== WORK REQUEST ==
Count the lines below that contain the word "JSON" and give only that number.

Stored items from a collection
::::

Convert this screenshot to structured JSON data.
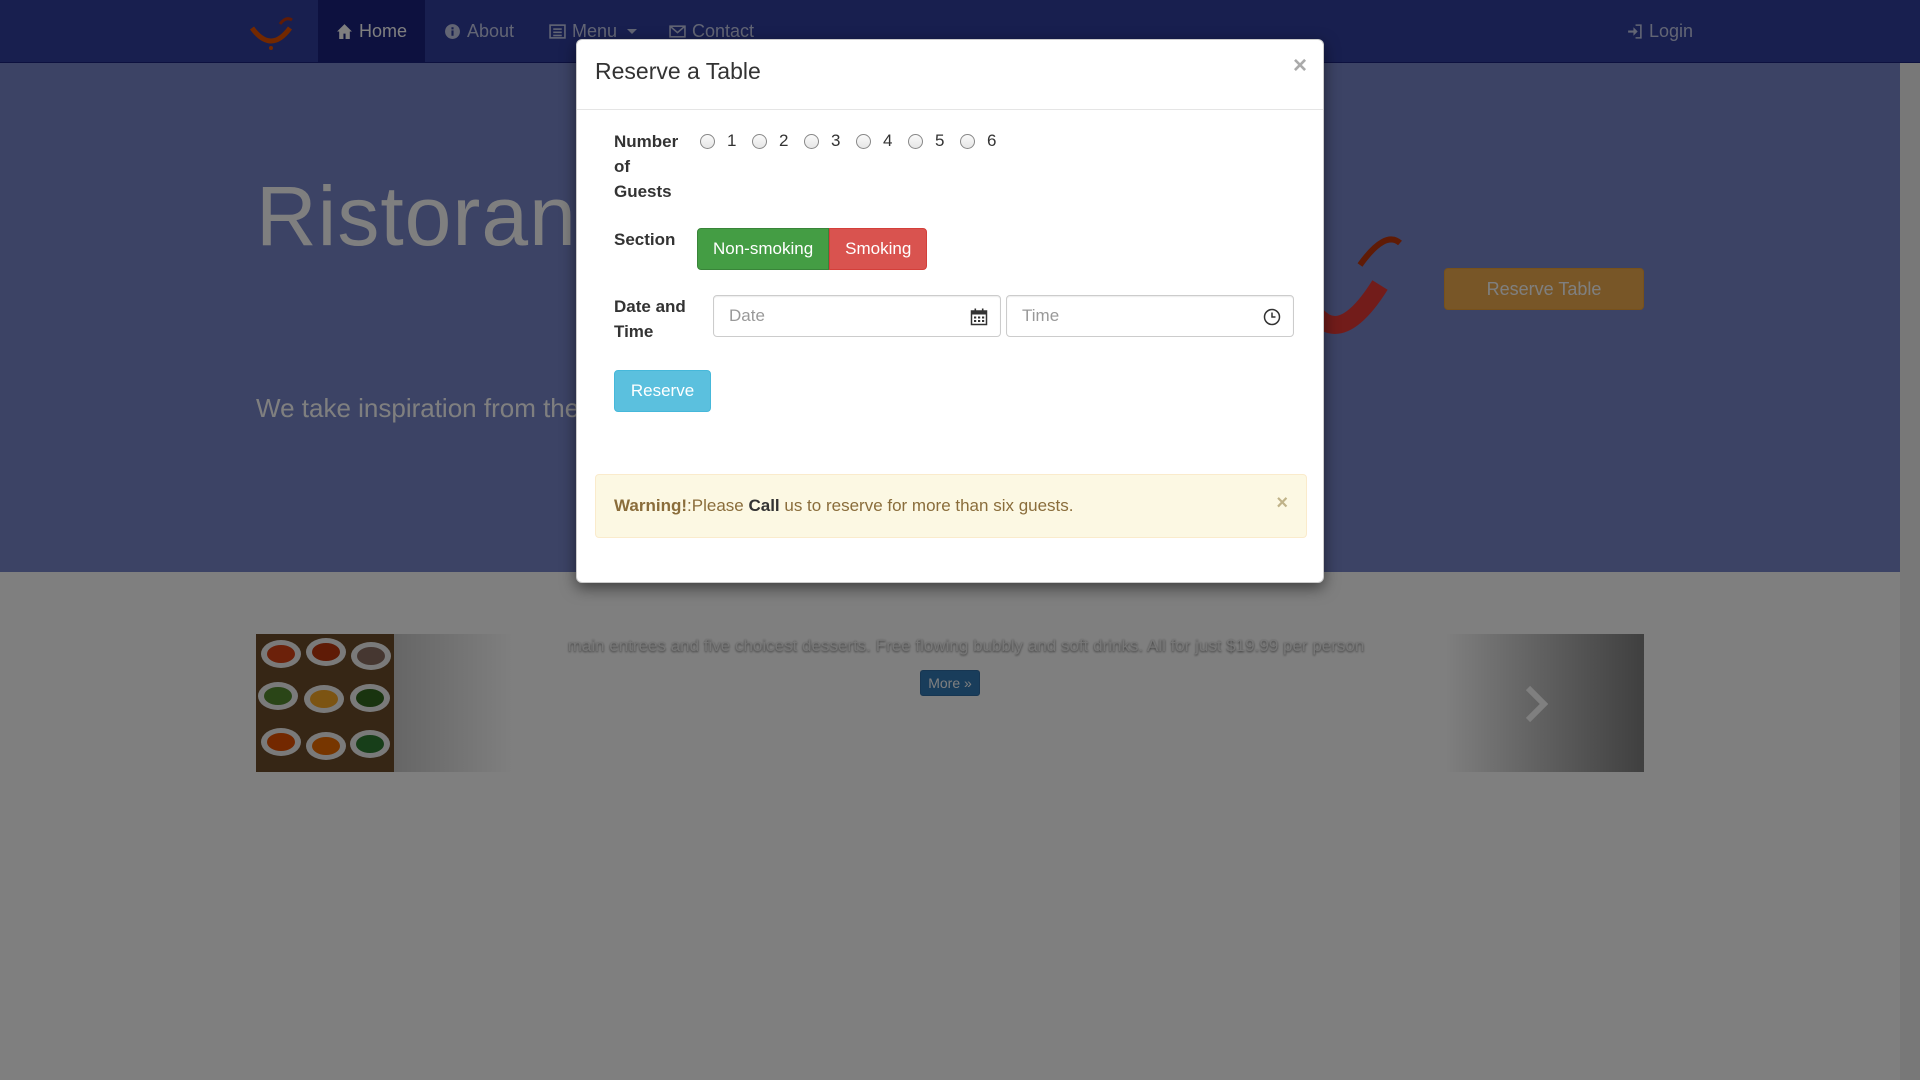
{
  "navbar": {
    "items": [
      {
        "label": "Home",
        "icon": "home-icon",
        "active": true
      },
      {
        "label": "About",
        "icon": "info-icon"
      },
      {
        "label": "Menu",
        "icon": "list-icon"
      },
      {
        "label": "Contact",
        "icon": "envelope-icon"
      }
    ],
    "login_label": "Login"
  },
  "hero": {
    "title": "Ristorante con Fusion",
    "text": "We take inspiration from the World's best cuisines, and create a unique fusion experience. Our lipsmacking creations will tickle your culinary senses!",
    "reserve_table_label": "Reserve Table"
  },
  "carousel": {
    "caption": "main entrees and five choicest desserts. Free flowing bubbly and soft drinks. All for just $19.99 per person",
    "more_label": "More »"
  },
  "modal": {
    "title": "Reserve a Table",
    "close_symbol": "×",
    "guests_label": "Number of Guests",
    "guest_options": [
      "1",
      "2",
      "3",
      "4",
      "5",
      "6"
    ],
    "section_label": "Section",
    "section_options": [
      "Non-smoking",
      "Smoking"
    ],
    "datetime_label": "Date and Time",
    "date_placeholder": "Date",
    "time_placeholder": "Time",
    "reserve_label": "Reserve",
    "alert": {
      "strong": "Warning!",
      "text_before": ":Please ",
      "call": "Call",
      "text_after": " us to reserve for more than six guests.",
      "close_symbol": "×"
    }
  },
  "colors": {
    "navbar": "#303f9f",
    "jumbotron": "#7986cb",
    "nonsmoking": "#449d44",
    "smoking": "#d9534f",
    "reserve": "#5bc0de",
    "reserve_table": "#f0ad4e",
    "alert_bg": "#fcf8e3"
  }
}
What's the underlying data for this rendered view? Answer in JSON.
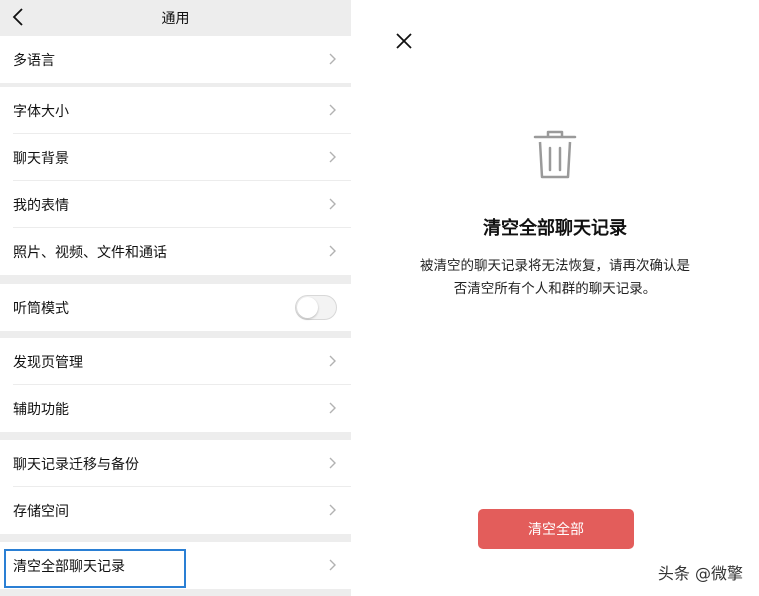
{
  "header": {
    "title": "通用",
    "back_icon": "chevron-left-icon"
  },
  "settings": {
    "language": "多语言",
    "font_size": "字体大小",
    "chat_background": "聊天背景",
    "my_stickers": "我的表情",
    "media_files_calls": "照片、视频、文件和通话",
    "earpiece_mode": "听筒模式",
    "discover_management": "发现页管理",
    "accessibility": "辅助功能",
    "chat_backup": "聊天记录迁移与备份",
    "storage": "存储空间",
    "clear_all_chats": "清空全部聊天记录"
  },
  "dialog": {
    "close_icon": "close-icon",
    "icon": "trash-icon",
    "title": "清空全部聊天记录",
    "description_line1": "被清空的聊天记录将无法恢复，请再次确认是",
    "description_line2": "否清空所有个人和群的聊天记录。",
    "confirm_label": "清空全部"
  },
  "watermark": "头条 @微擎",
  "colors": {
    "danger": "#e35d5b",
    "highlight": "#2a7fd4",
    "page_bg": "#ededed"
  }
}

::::

== OUTPUT FOR THIS EXERCISE ==
2